The 10th district is represented by Rep. Derrick Smith (D-Chicago) and extends from Lincoln Park to Garfield Park. It includes many neighborhoods like the Ukrainian Village, the West Loop, Wicker Park, Bucktown and Austin.
Smith was elected in November 2011. He was expelled from office in August 2012 for allegedly taking a $7,000 bribe to support a daycare center.
Voters returned him to office in November 2012. Despite everything, he’s hoping to be re-elected in 2014.
“No one has to worry about my integrity,” said Eddie Winters, a veteran Chicago police sergeant who replaced Smith after he was expelled.
Winters, who is running for the third time, said he thinks his experience in Springfield sets him apart from the other candidates.
Winters said when he drives around the district he sees many empty store fronts with no economic development and he wants to repair those buildings.
Winters also said he would focus on funding schools and decreasing the high foreclosure rates in the district.
Winters is endorsed by Gov. Pat Quinn (D), Secretary of State Jesse White and Ald. Scott Waguespack (32nd). Waguespack’s ward is in the 10th district.
Pamela Reaves-Harris, is endorsed by U.S. Rep. Danny Davis, D-Ill., and Ald. Jason Ervin (28th). At an endorsement event last month in a backroom of Ruby’s Soul Food Restaurant on the West Side, Davis, Ervin and Reaves-Harris’ supporters gathered to explain why they support her.
Davis said he’s endorsing Reaves-Harris because she is qualified and cited her work as an attorney as a major qualification.
Reaves-Harris said because of the high unemployment rate in the district, she wants expand the workforce and bring jobs. The 10th district has been underrepresented for the last few years because of Smith, she said.
“There are too many issues facing our district and we need someone who will put full focus and attention on them,” Reaves-Harris said.
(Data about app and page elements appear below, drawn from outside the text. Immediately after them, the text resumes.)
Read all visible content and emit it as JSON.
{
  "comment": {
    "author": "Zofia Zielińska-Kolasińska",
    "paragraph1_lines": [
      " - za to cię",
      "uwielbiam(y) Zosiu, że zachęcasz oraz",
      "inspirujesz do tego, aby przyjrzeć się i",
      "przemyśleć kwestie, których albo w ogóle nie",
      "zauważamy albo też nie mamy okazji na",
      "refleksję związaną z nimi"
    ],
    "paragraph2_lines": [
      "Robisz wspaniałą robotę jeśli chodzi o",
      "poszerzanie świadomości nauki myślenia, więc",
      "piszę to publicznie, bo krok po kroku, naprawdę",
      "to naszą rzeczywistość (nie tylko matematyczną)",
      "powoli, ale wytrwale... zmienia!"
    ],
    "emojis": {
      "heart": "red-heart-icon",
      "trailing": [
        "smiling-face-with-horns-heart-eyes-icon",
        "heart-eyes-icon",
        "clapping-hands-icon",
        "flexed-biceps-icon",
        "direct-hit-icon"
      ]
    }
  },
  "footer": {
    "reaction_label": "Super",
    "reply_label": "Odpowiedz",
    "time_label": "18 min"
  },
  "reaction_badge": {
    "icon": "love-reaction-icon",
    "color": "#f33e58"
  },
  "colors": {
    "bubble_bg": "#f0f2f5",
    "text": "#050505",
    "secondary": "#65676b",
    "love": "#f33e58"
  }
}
Antwan Hampton, a college professor, said he was raised in a single-parent home, got his General Educational Diploma and was in the army and said that prepared him to be in office. Hampton doesn’t have any endorsers.
“I’m not tied to any of the political machines in Chicago,” Hampton said. “I believe that that’s a good thing because I’ll be able to represent the people [well]. I don’t owe any favors to anyone.”
Hampton said he sees connections with unemployment with violence.
“We’ve had a lot of violence and a lot of people unemployed and those individuals are taking to street corners and engaging in violent behavior,” Hampton said.
Beverly Perteet, who taught in Chicago Public Schools and taught General Education Degree classes, is from the West Side and said protesting school closings inspired her to run for office.
“None of our elected officials are standing up to stop [the school closures],” Perteet said.
Mark Calonder is the only republican candidate in the election and this district has a history of mostly electing democrats.
Calonder is also focused on the district’s crime, but he wants people to have the right to bear arms. On his website, the example of a single mother living in a bad neighborhood needing to protect herself is used as an argument for the right to bear arms.
After several calls were made to Smith’s Springfield and Chicago office, his legislative assistant said she couldn’t schedule an interview and to find Smith on social media. Unlike many other candidates for public office, Smith does not have a social media presence.
Smith’s federal trial is expected to start in May. If he’s elected and then convicted, he would definitely be forced to leave again. If he leaves the position, the Democratic committeemen will choose a replacement.
Michael Madigan, Illinois House Speaker, is supporting Smith during this primary election.
Kent Redfield, political science emeritus professor at the University of Illinois Springfield, said Madigan’s support for Smith shows true loyalty. Madigan has given Smith about $29,000 for Smith’s campaign.
Smith has received $22,000 in campaign contributions from his committee. Reaves Harris has about $22,000 in campaign contributions from her committee. Winters has about $16,000 in campaign contributions from his committee. Hampton, Perteet and Calonder have no campaign contributions.
“Other than the question of Smith’s character, there aren’t many other issues involved with this,” Redfield said. “He has shown some resilience in terms of being able to win last time. On the face of it, it looks like he’s probably alright [with the election turnout].”
Redfield also said that the other candidates don’t have many campaign contributions. “Clearly, the other candidates on the ballot really aren’t serious,” Redfield said on their minimal campaign contributions.
The primary election is on March 18.